Taylor in his teaching of death as a consequence of sin, began with a quote from one of the earliest Christian theologians Justin Martyr, "‘Adam by his sin made all his posterity liable to sin, and subjected them to death.’", Taylor continued it is Adam's sin [which] infected us with death, and this infection we derive in our birth, that is, we are born mortal. Adam's sins was imputed to us unto a natural death; in him we are sinners, as in him we die.

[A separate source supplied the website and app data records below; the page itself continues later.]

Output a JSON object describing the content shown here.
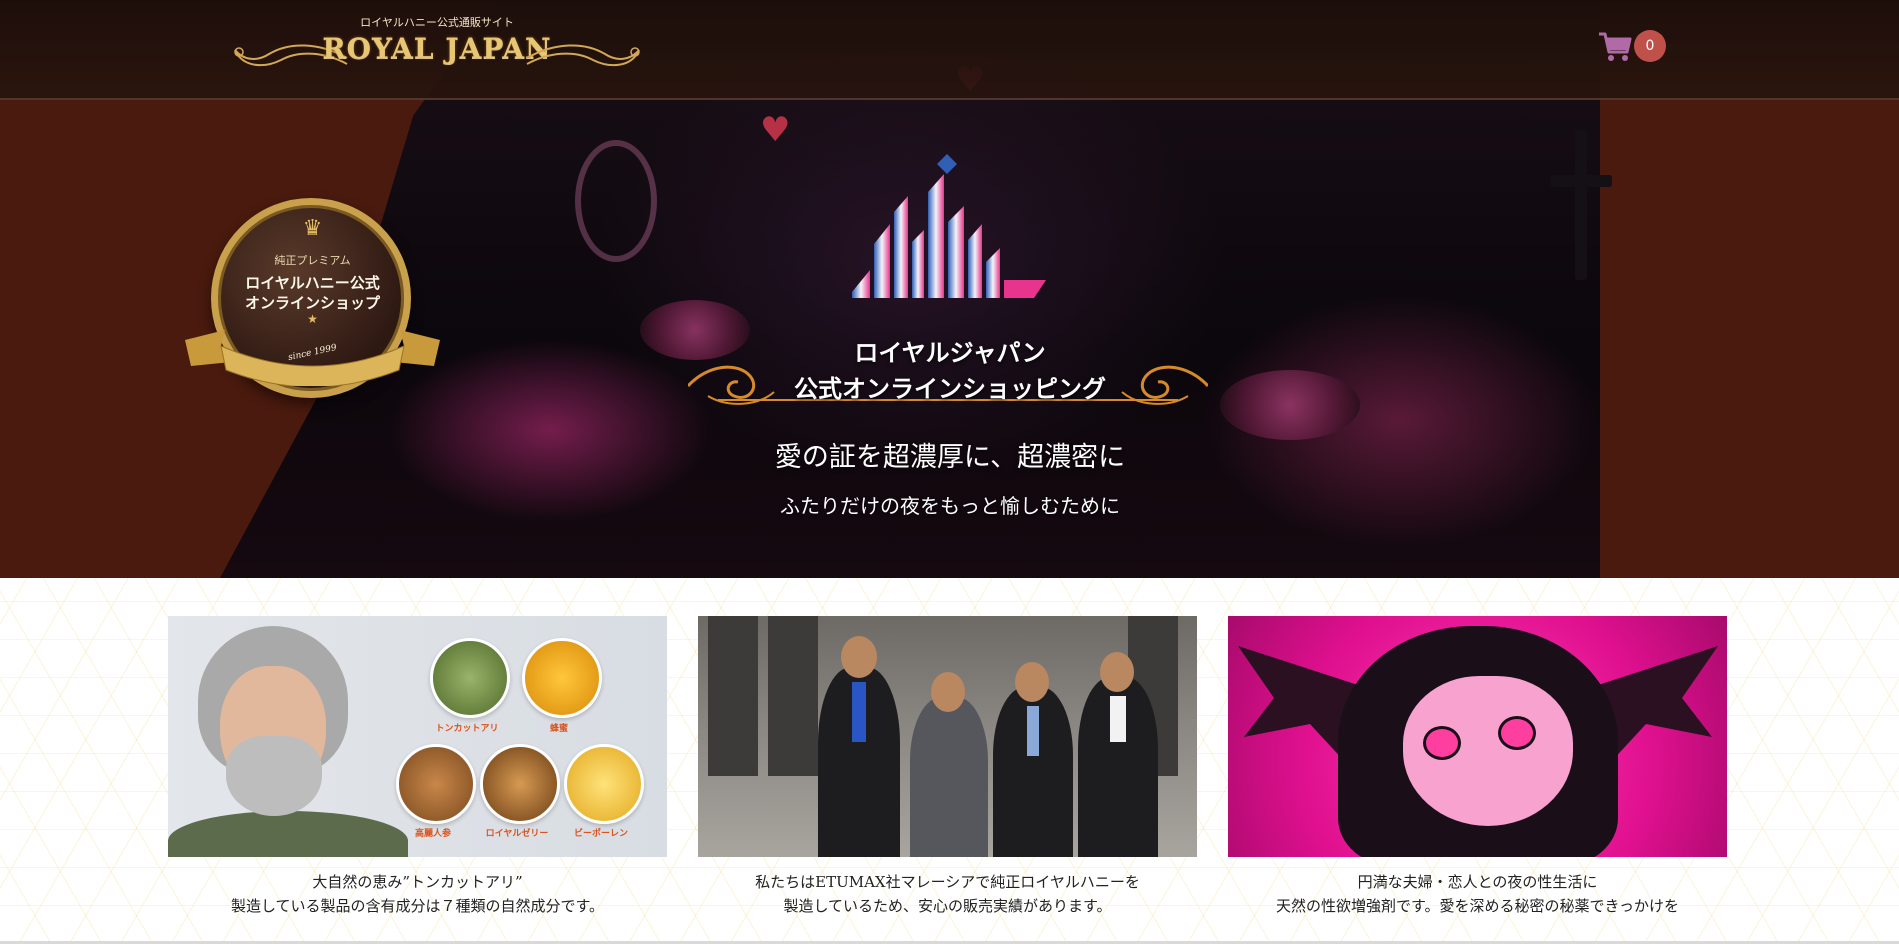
{
  "header": {
    "brand_subtitle": "ロイヤルハニー公式通販サイト",
    "brand_name": "ROYAL JAPAN",
    "cart_count": "0"
  },
  "hero": {
    "seal": {
      "kicker": "純正プレミアム",
      "line1": "ロイヤルハニー公式",
      "line2": "オンラインショップ",
      "since": "since 1999"
    },
    "title_line1": "ロイヤルジャパン",
    "title_line2": "公式オンラインショッピング",
    "tagline": "愛の証を超濃厚に、超濃密に",
    "subtitle": "ふたりだけの夜をもっと愉しむために"
  },
  "features": [
    {
      "ingredients": [
        "トンカットアリ",
        "蜂蜜",
        "高麗人参",
        "ロイヤルゼリー",
        "ビーポーレン"
      ],
      "caption_line1": "大自然の恵み”トンカットアリ”",
      "caption_line2": "製造している製品の含有成分は７種類の自然成分です。"
    },
    {
      "caption_line1": "私たちはETUMAX社マレーシアで純正ロイヤルハニーを",
      "caption_line2": "製造しているため、安心の販売実績があります。"
    },
    {
      "caption_line1": "円満な夫婦・恋人との夜の性生活に",
      "caption_line2": "天然の性欲増強剤です。愛を深める秘密の秘薬できっかけを"
    }
  ],
  "icons": {
    "cart": "shopping-cart-icon",
    "crown": "crown-icon",
    "star": "star-icon"
  },
  "colors": {
    "hero_background": "#4a1a0e",
    "cart_badge": "#c0504a",
    "cart_icon": "#b06aa8",
    "gold": "#e2bd62",
    "logo_blue": "#2f5fb7",
    "logo_pink": "#e8348c"
  }
}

But this sin is not real and inherent, but imputed only to such a degree." By referring to St. Cyprian, Taylor cited an example of what he meant by appealing once again to an infant. "An infant has not sinned, save only that being carnally born of Adam, in his first birth he has contracted the contagion of the old death." Taylor argued that death is the consequence of sin, not "a punishment" nor "an evil inflicted for sin". Taylor insisted there was "nothing else "in scripture expressed to be the effect of Adam's sin; and beyond this without authority we must not go."

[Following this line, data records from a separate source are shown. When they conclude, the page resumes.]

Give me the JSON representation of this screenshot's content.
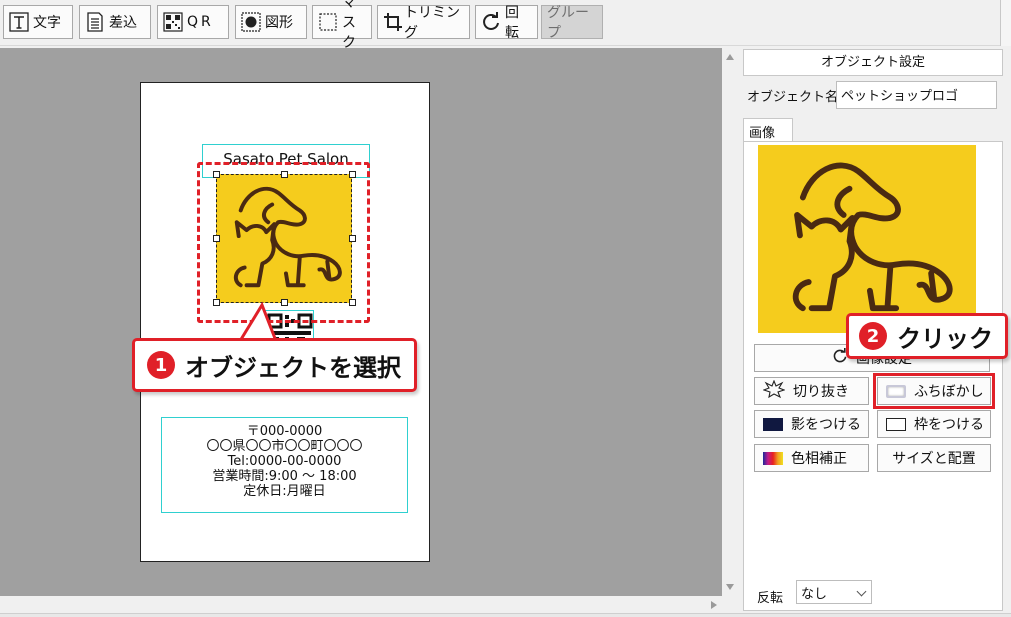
{
  "toolbar": {
    "text": "文字",
    "merge": "差込",
    "qr": "QR",
    "shape": "図形",
    "mask": "マスク",
    "trim": "トリミング",
    "rotate": "回転",
    "group": "グループ"
  },
  "card": {
    "title": "Sasato Pet Salon",
    "address": {
      "line1": "〒000-0000",
      "line2": "〇〇県〇〇市〇〇町〇〇〇",
      "line3": "Tel:0000-00-0000",
      "line4": "営業時間:9:00 ～ 18:00",
      "line5": "定休日:月曜日"
    }
  },
  "callouts": {
    "select": {
      "num": "1",
      "text": "オブジェクトを選択"
    },
    "click": {
      "num": "2",
      "text": "クリック"
    }
  },
  "panel": {
    "header": "オブジェクト設定",
    "object_name_label": "オブジェクト名",
    "object_name_value": "ペットショップロゴ",
    "tab_image": "画像",
    "btn_original": "画像設定",
    "btn_cutout": "切り抜き",
    "btn_blur": "ふちぼかし",
    "btn_shadow": "影をつける",
    "btn_frame": "枠をつける",
    "btn_color": "色相補正",
    "btn_size": "サイズと配置",
    "flip_label": "反転",
    "flip_value": "なし"
  },
  "colors": {
    "accent": "#e02028",
    "logo_bg": "#f5cc1d",
    "logo_line": "#4a2a12",
    "guide": "#2fd0d0",
    "canvas": "#a0a0a0"
  }
}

Yet sin is a very serious wrong as it is not part of God’s plan for us. Taylor stressed that God not only disapproves of sin, but sees it as essentially as an enemy to His creation. That is why God sent His Son into the world.
He has used such rare acts of the Spirit for the extermination of it, since He sent His only Son to destroy it; and He is perpetually destroying it and will at last make it that it will be no more at all, but in the house of cursing, the horrible regions of damnation.

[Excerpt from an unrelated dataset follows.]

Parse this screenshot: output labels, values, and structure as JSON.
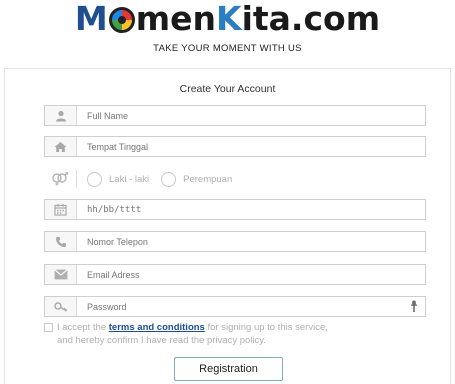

Apart from “original sin” there were sins committed by man through his own volition known as "actual" sins that fell into four categories: habitual, occupational, venial and mortal. For Taylor all sin was sin as they all affected man's relationship with God and that of his fellow man as well as the health of his own soul. Taylor illustrated this when he insisted that both great and small were all "under the same danger" as "all sins are single in their acting; and a sinful habit differs from a sinful act, but as many differ from one, or as a year from an hour; a vicious habit is but one sin, continued and repeated." He stressed "as sin grows from little to great, so it passes from act to habit; ... and when two or three crimes are mixed in one action, then the sin is loud and clamorous; and if these still grow more numerous and not interrupted by a speedy repentance then it becomes a habit," which is "voluntary ... and chiefly, and distinctly sinful." Taylor showed how easy it was to live in habitual sin which he defined as "that state of evil by which we are enemies to God and slaves of Satan, by which we are strangers from the covenant of grace, and consigned to the portion of devils." "The habit" can only be "eradicated, nowhere but in the will, except it be by subordination, and in the way of ministeries." Consequently "it follows, ... that every vicious habit is the prolongation of a sin, a continuing to love that which to love but once is death." Taylor insisted that no habit, unless good, can be regarded as innocent. As man sins so habitually Taylor advocated that for living in a state of grace, "every man is bound to repent of his sin as soon as he has committed it" Taylor emphasized that if habitual sin is not repented at once, it can have serious moral implications because it leads to a "delight in the sin." This increases "the ease with which we delight in its sinfulness again until" if is very difficult to "leave it [even] if you would". Taylor suggested that St. Augustine illustrated this point very well when he declared, "I was afraid lest God should hear me when I prayed against my lust; as I feared death, so dreadful it was to me to change my custom."